Meat-heavy diets aren't great for adults, either: In 2009, a landmark National Cancer Institute study of 500,000 Americans between the ages of 50 and 71 found that people who eat a quarter-pound of red meat or processed meat every day were 30 percent more likely to die in the 10 years of the study than those who ate 5 ounces of red meat or less per week. Compare that to research about vegetarian Seventh-Day Adventists, many of whom live significantly longer than the average American.
So, how much meat is too much? Americans eat about eight ounces of meat every day, more than twice the rest of the world's average. Most health experts agree that's too much (and in addition to being unhealthy, mass production and consuming this much meat has major environmental consequences). You can find current USDA guidelines for meat consumption here (generally five to seven ounces of meat or beans a day for adults, less for kids depending on age and size), but some some people think those recommendations are suspiciously high: Marion Nestle writes about agriculture lobby groups' influence over the USDA dietary recommendations in her book Food Politics: How the Food Industry Influences Nutrition and Health.
But you don't have to swear off summer barbecues, either. As a rule of thumb, nutritionist Dawn Jackson Blatner, proponent of the light-on-meat flexitarian diet, recommends thinking of meat as "condiment instead of a large-meal focal point." Aspiring flexitarians, she says, should aim for two meatless days per week.
In addition to limiting overall meat consumption, Imogen Rogers, a lead author on the UK study, notes that the World Cancer Research Fund recommends avoiding processed meat (such as ham and bacon), which has been linked to increased cancer risks. "Processed meat is also very high in salt, and at least in the UK the vast majority of children consume well in excess of the recommended maximum salt intakes," says Rogers. The National Cancer Institute also warns against eating meat cooked at high temperatures. "The way people cook red meat is usually by grilling, barbequing or frying," says Jie Lin, an epidemiologist at the University of Texas. "No matter what types of meat—red meat or white—if cooked under high temperature, generate HCAs that could lead to cancer."

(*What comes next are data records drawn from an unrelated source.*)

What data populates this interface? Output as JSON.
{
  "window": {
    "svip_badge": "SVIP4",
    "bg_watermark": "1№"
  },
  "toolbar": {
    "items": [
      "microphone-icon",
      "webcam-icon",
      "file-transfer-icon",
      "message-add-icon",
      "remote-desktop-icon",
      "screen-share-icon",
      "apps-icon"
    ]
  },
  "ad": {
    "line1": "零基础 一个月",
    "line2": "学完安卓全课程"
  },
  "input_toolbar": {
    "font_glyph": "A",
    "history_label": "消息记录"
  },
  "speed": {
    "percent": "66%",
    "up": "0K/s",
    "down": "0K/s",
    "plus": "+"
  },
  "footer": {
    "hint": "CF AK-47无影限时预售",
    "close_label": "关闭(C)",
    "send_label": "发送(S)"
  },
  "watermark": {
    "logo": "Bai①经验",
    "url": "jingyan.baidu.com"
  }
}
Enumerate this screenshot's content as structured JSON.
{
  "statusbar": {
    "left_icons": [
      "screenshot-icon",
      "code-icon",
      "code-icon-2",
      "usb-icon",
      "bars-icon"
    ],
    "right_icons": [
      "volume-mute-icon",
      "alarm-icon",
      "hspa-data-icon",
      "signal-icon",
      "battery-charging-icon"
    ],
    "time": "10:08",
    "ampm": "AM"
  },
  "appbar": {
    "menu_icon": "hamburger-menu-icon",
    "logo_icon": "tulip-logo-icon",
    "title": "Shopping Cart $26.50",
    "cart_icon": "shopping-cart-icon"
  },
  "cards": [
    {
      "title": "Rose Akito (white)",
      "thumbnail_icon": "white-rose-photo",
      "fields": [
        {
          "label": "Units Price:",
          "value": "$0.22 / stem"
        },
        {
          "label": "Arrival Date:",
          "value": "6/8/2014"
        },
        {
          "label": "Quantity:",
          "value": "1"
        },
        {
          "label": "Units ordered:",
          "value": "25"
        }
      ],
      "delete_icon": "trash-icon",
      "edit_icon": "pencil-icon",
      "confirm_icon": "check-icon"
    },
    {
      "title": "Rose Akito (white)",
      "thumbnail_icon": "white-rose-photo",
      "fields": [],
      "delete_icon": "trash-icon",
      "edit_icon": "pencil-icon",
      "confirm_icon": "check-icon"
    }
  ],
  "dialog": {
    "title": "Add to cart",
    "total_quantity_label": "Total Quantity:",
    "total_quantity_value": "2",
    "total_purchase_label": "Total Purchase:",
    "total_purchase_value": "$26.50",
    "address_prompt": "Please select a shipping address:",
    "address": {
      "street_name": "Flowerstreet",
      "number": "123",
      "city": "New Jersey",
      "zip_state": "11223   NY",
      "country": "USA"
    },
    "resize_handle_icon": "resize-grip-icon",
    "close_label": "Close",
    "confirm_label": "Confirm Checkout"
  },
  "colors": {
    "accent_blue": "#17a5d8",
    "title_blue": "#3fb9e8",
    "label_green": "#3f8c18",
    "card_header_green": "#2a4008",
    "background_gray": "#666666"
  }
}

Interested in cutting back on meat? Check out the Meatless Monday campaign, an initiative by the Johns Hopkins Bloomberg School of Public Health aimed at reducing Americans' meat consumption by 15 percent.